Well, I agree that Valeria is not exactly a natural dermatologist, though having had a fair bit of greasy skin myself, I have found oils that actually help dry it, ironically enough. Castor oil has helped me in the past, without blocking pores. Though what helped me reduce the grease even more than that was to stop using soap. I think my body was cranking out excess oil as protection against the constant stripping action of the soap! My skin is far less greasy now.

Sooo, I didn't post Valeria's video as the be-all, end-all path to healthy skin and beauty without makeup. Of course, there are MANY other variations and differences in what works best for different folks' skin. I posted this video as what I thought was a lovely example of how a model in the fashion industry finds going without makeup to be a happier, healthier, more self-accepting way to be. I thought that was cool.

William, I hear you on the struggles with a gorgeous young, innocent daughter who appears older than she is. Been there. And those are some interesting differences between what hair treatments or styles have been seen as objectionable by the generation before. I just went with asymmetrical hair in the '80's, which wasn't a big deal back then and I didn't catch any real grief over doing it.

As Dale pointed out about cultural norms of beauty, we humans have been using our bodies for art and expression and examples of our culture for a long, long, time.

So I'm not opposed to others using makeup. I'm simply very happy I don't bother with it because it saves me time, money and is less wear-and-tear on my skin. Plus, I like that anything I do put on my skin (to moisturize, heal something, etc.) is an oil or herbal or other concoction that I would be totally comfortable eating, that's how healthy and natural it is.


 
master steward
Posts: 2919
Location: Moved from south central WI to Portland, OR
499
bee bike chicken food preservation hugelkultur urban
  • Likes 1
  • Mark post as helpful
  • send pies
  • Quote
  • Report post to moderator

Jocelyn Campbell wrote:  Though what helped me reduce the grease even more than that was to stop using soap. I think my body was cranking out excess oil as protection against the constant stripping action of the soap! My skin is far less greasy now.



Hear, hear!  Soap is over rated.  (BTW, acne is not the result of too much oil.  Acne is when your pores get clogged, and it's sebum, not oil.)  I think many people would be surprised with how nice their skin could become if they simply washed with water and a rough cloth and applied a little coconut oil if that treatment left them feeling dry. 

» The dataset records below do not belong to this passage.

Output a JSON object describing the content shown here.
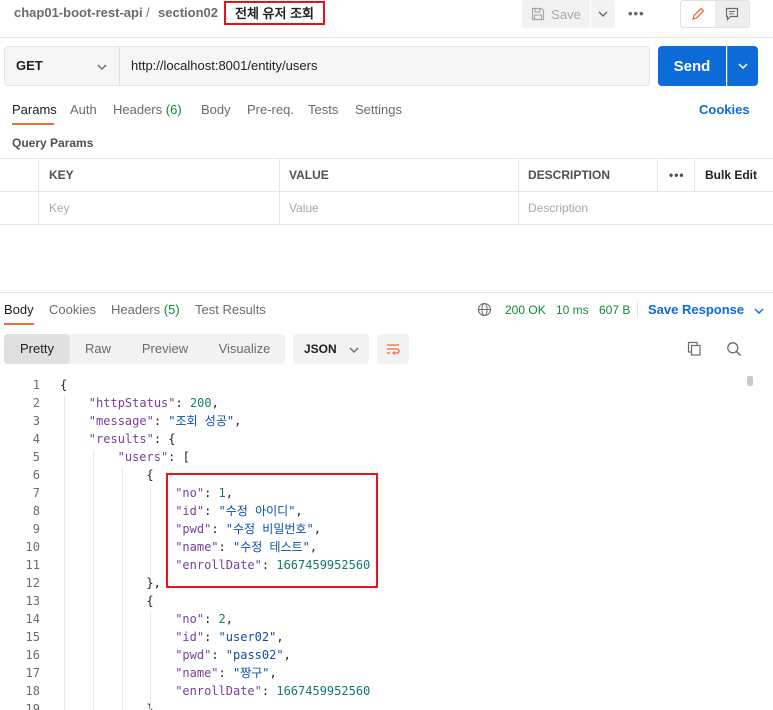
{
  "breadcrumb": {
    "collection": "chap01-boot-rest-api",
    "separator": "/",
    "folder": "section02",
    "request_name": "전체 유저 조회"
  },
  "toolbar": {
    "save_label": "Save",
    "more_label": "•••"
  },
  "request": {
    "method": "GET",
    "url": "http://localhost:8001/entity/users",
    "send_label": "Send"
  },
  "request_tabs": [
    {
      "label": "Params",
      "count": ""
    },
    {
      "label": "Auth",
      "count": ""
    },
    {
      "label": "Headers",
      "count": "(6)"
    },
    {
      "label": "Body",
      "count": ""
    },
    {
      "label": "Pre-req.",
      "count": ""
    },
    {
      "label": "Tests",
      "count": ""
    },
    {
      "label": "Settings",
      "count": ""
    }
  ],
  "cookies_label": "Cookies",
  "query_params": {
    "title": "Query Params",
    "columns": [
      "KEY",
      "VALUE",
      "DESCRIPTION"
    ],
    "more_label": "•••",
    "bulk_edit_label": "Bulk Edit",
    "placeholders": [
      "Key",
      "Value",
      "Description"
    ]
  },
  "response_tabs": [
    {
      "label": "Body",
      "count": ""
    },
    {
      "label": "Cookies",
      "count": ""
    },
    {
      "label": "Headers",
      "count": "(5)"
    },
    {
      "label": "Test Results",
      "count": ""
    }
  ],
  "response_status": {
    "status": "200 OK",
    "time": "10 ms",
    "size": "607 B",
    "save_response_label": "Save Response"
  },
  "view_modes": [
    "Pretty",
    "Raw",
    "Preview",
    "Visualize"
  ],
  "format": "JSON",
  "code_lines": [
    {
      "n": "1",
      "indent": 0,
      "parts": [
        [
          "p",
          "{"
        ]
      ]
    },
    {
      "n": "2",
      "indent": 1,
      "parts": [
        [
          "k",
          "\"httpStatus\""
        ],
        [
          "p",
          ": "
        ],
        [
          "num",
          "200"
        ],
        [
          "p",
          ","
        ]
      ]
    },
    {
      "n": "3",
      "indent": 1,
      "parts": [
        [
          "k",
          "\"message\""
        ],
        [
          "p",
          ": "
        ],
        [
          "s",
          "\"조회 성공\""
        ],
        [
          "p",
          ","
        ]
      ]
    },
    {
      "n": "4",
      "indent": 1,
      "parts": [
        [
          "k",
          "\"results\""
        ],
        [
          "p",
          ": {"
        ]
      ]
    },
    {
      "n": "5",
      "indent": 2,
      "parts": [
        [
          "k",
          "\"users\""
        ],
        [
          "p",
          ": ["
        ]
      ]
    },
    {
      "n": "6",
      "indent": 3,
      "parts": [
        [
          "p",
          "{"
        ]
      ]
    },
    {
      "n": "7",
      "indent": 4,
      "parts": [
        [
          "k",
          "\"no\""
        ],
        [
          "p",
          ": "
        ],
        [
          "num",
          "1"
        ],
        [
          "p",
          ","
        ]
      ]
    },
    {
      "n": "8",
      "indent": 4,
      "parts": [
        [
          "k",
          "\"id\""
        ],
        [
          "p",
          ": "
        ],
        [
          "s",
          "\"수정 아이디\""
        ],
        [
          "p",
          ","
        ]
      ]
    },
    {
      "n": "9",
      "indent": 4,
      "parts": [
        [
          "k",
          "\"pwd\""
        ],
        [
          "p",
          ": "
        ],
        [
          "s",
          "\"수정 비밀번호\""
        ],
        [
          "p",
          ","
        ]
      ]
    },
    {
      "n": "10",
      "indent": 4,
      "parts": [
        [
          "k",
          "\"name\""
        ],
        [
          "p",
          ": "
        ],
        [
          "s",
          "\"수정 테스트\""
        ],
        [
          "p",
          ","
        ]
      ]
    },
    {
      "n": "11",
      "indent": 4,
      "parts": [
        [
          "k",
          "\"enrollDate\""
        ],
        [
          "p",
          ": "
        ],
        [
          "num",
          "1667459952560"
        ]
      ]
    },
    {
      "n": "12",
      "indent": 3,
      "parts": [
        [
          "p",
          "},"
        ]
      ]
    },
    {
      "n": "13",
      "indent": 3,
      "parts": [
        [
          "p",
          "{"
        ]
      ]
    },
    {
      "n": "14",
      "indent": 4,
      "parts": [
        [
          "k",
          "\"no\""
        ],
        [
          "p",
          ": "
        ],
        [
          "num",
          "2"
        ],
        [
          "p",
          ","
        ]
      ]
    },
    {
      "n": "15",
      "indent": 4,
      "parts": [
        [
          "k",
          "\"id\""
        ],
        [
          "p",
          ": "
        ],
        [
          "s",
          "\"user02\""
        ],
        [
          "p",
          ","
        ]
      ]
    },
    {
      "n": "16",
      "indent": 4,
      "parts": [
        [
          "k",
          "\"pwd\""
        ],
        [
          "p",
          ": "
        ],
        [
          "s",
          "\"pass02\""
        ],
        [
          "p",
          ","
        ]
      ]
    },
    {
      "n": "17",
      "indent": 4,
      "parts": [
        [
          "k",
          "\"name\""
        ],
        [
          "p",
          ": "
        ],
        [
          "s",
          "\"짱구\""
        ],
        [
          "p",
          ","
        ]
      ]
    },
    {
      "n": "18",
      "indent": 4,
      "parts": [
        [
          "k",
          "\"enrollDate\""
        ],
        [
          "p",
          ": "
        ],
        [
          "num",
          "1667459952560"
        ]
      ]
    },
    {
      "n": "19",
      "indent": 3,
      "parts": [
        [
          "p",
          "}"
        ]
      ]
    }
  ],
  "colors": {
    "accent_blue": "#0c6bd8",
    "tab_underline": "#f26b3a",
    "status_green": "#0f8a38",
    "highlight_red": "#e8131a"
  },
  "icons": {
    "save": "floppy-disk-icon",
    "edit": "pencil-icon",
    "comments": "comment-icon",
    "globe": "globe-icon",
    "copy": "copy-icon",
    "search": "search-icon",
    "wrap": "wrap-lines-icon"
  }
}
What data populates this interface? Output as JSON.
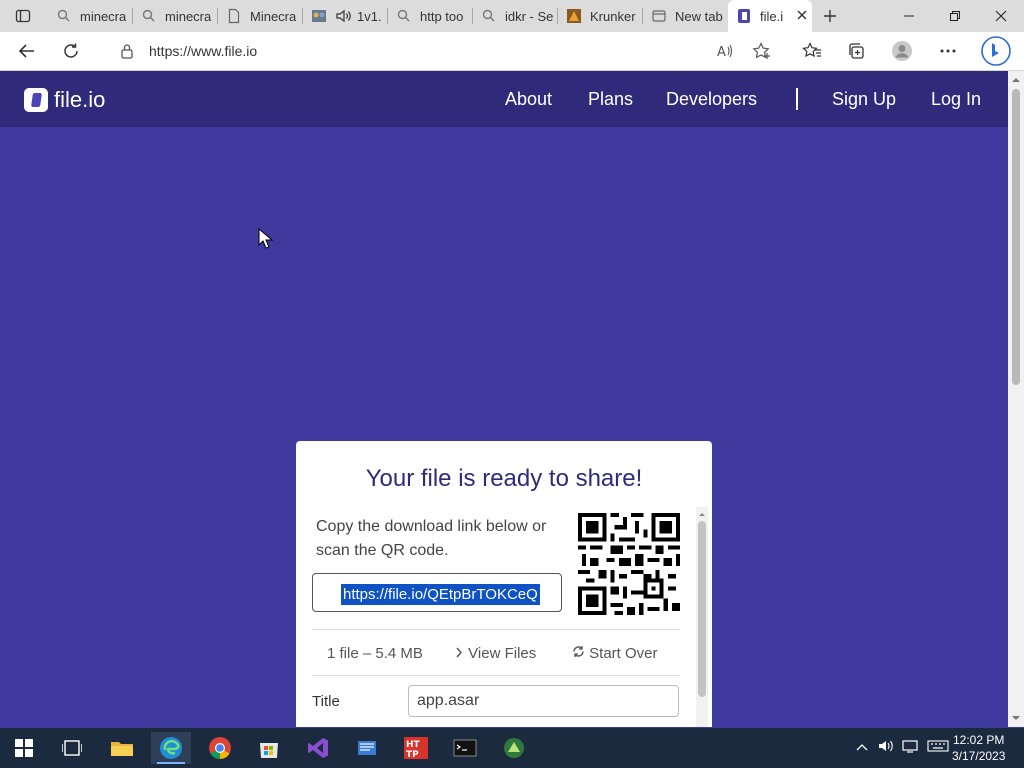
{
  "browser": {
    "tabs": [
      {
        "title": "minecra",
        "icon": "search-icon"
      },
      {
        "title": "minecra",
        "icon": "search-icon"
      },
      {
        "title": "Minecra",
        "icon": "document-icon"
      },
      {
        "title": "1v1.",
        "icon": "game-favicon"
      },
      {
        "title": "http too",
        "icon": "search-icon"
      },
      {
        "title": "idkr - Se",
        "icon": "search-icon"
      },
      {
        "title": "Krunker",
        "icon": "krunker-favicon"
      },
      {
        "title": "New tab",
        "icon": "newtab-icon"
      },
      {
        "title": "file.i",
        "icon": "fileio-favicon"
      }
    ],
    "url": "https://www.file.io"
  },
  "site": {
    "logo_text": "file.io",
    "nav": {
      "about": "About",
      "plans": "Plans",
      "developers": "Developers",
      "signup": "Sign Up",
      "login": "Log In"
    }
  },
  "card": {
    "title": "Your file is ready to share!",
    "description": "Copy the download link below or scan the QR code.",
    "link": "https://file.io/QEtpBrTOKCeQ",
    "file_info": "1 file – 5.4 MB",
    "view_files": "View Files",
    "start_over": "Start Over",
    "title_label": "Title",
    "title_value": "app.asar"
  },
  "taskbar": {
    "time": "12:02 PM",
    "date": "3/17/2023"
  },
  "colors": {
    "page_bg": "#3f3a9e",
    "header_bg": "#2f2b7a",
    "accent": "#2f2b7a"
  }
}
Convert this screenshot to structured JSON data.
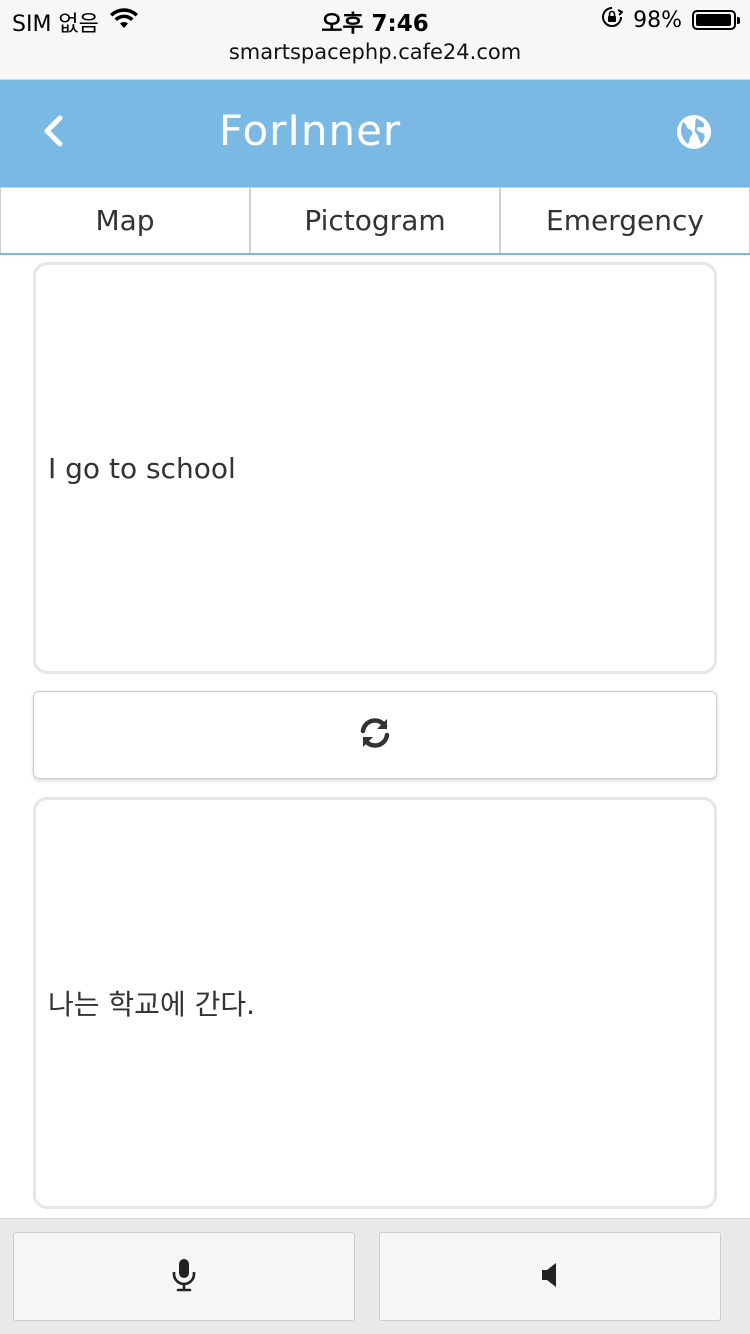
{
  "status_bar": {
    "carrier": "SIM 없음",
    "time": "오후 7:46",
    "battery": "98%",
    "battery_level": 0.98,
    "url": "smartspacephp.cafe24.com"
  },
  "header": {
    "title": "ForInner",
    "back_icon": "chevron-left-icon",
    "language_icon": "globe-icon",
    "background_color": "#7ab9e4"
  },
  "tabs": [
    {
      "label": "Map"
    },
    {
      "label": "Pictogram"
    },
    {
      "label": "Emergency"
    }
  ],
  "translation": {
    "source_text": "I go to school",
    "target_text": "나는 학교에 간다.",
    "swap_icon": "refresh-icon"
  },
  "footer": {
    "mic_icon": "microphone-icon",
    "speaker_icon": "speaker-icon"
  }
}
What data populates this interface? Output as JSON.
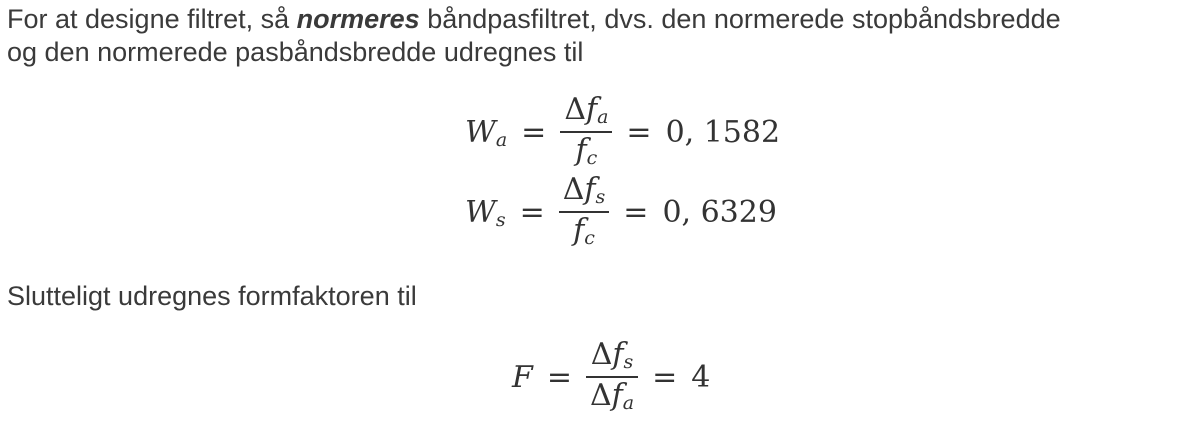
{
  "intro": {
    "before": "For at designe filtret, så ",
    "emphasis": "normeres",
    "after_line1": " båndpasfiltret, dvs. den normerede stopbåndsbredde",
    "line2": "og den normerede pasbåndsbredde udregnes til"
  },
  "equations": {
    "wa": {
      "lhs": "W",
      "lhs_sub": "a",
      "num": "f",
      "num_sub": "a",
      "den": "f",
      "den_sub": "c",
      "value": "0, 1582"
    },
    "ws": {
      "lhs": "W",
      "lhs_sub": "s",
      "num": "f",
      "num_sub": "s",
      "den": "f",
      "den_sub": "c",
      "value": "0, 6329"
    },
    "f": {
      "lhs": "F",
      "num": "f",
      "num_sub": "s",
      "den": "f",
      "den_sub": "a",
      "value": "4"
    }
  },
  "symbols": {
    "delta": "Δ",
    "equals": "="
  },
  "outro": "Slutteligt udregnes formfaktoren til"
}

When I was in high school, people told me I needed to remove the oil from my face, and I tried and tried.  There was this stuff called Sea Breeze - I bought it by the gallon!  The more I stripped off oil, the more oil my skin produced.
 
pollinator
Posts: 724
Location: Meppel (Drenthe, the Netherlands)
104
bike dog forest garden hugelkultur cooking urban
  • Likes 1
  • Mark post as helpful
  • send pies
  • Quote
  • Report post to moderator

Julia Winter wrote:When I was in high school, people told me I needed to remove the oil from my face, and I tried and tried.  There was this stuff called Sea Breeze - I bought it by the gallon!  The more I stripped off oil, the more oil my skin produced.


In the years when I was at highschool I was so lucky to meet someone who told me just te opposite. He told me exactly what you're telling too: do NOT wash with soap, nor use any product to put on your face, only wash with water! Because this young man looked very good, I was sure he was right. So I did like him, never washed with soap anymore. I can assure you, after some 44 years of experience: it's true. I'm in my sixties now and people compliment me on my healthy looks. Of course it is not only what you use to wash, it's also what you eat, and probably where you live (clean air).

Edit / added: sorry, I found out I reacted in this thread about a year ago too. I wasn't aware it was the same thread
 
The City calls upon her steadfast protectors. Now for a tiny ad:
Food Forest Card Game - Game Forum
https://permies.com/t/61704/Food-Forest-Card-Game-Game
  • Post Reply Bookmark Topic Watch Topic
  • New Topic
Boost this thread!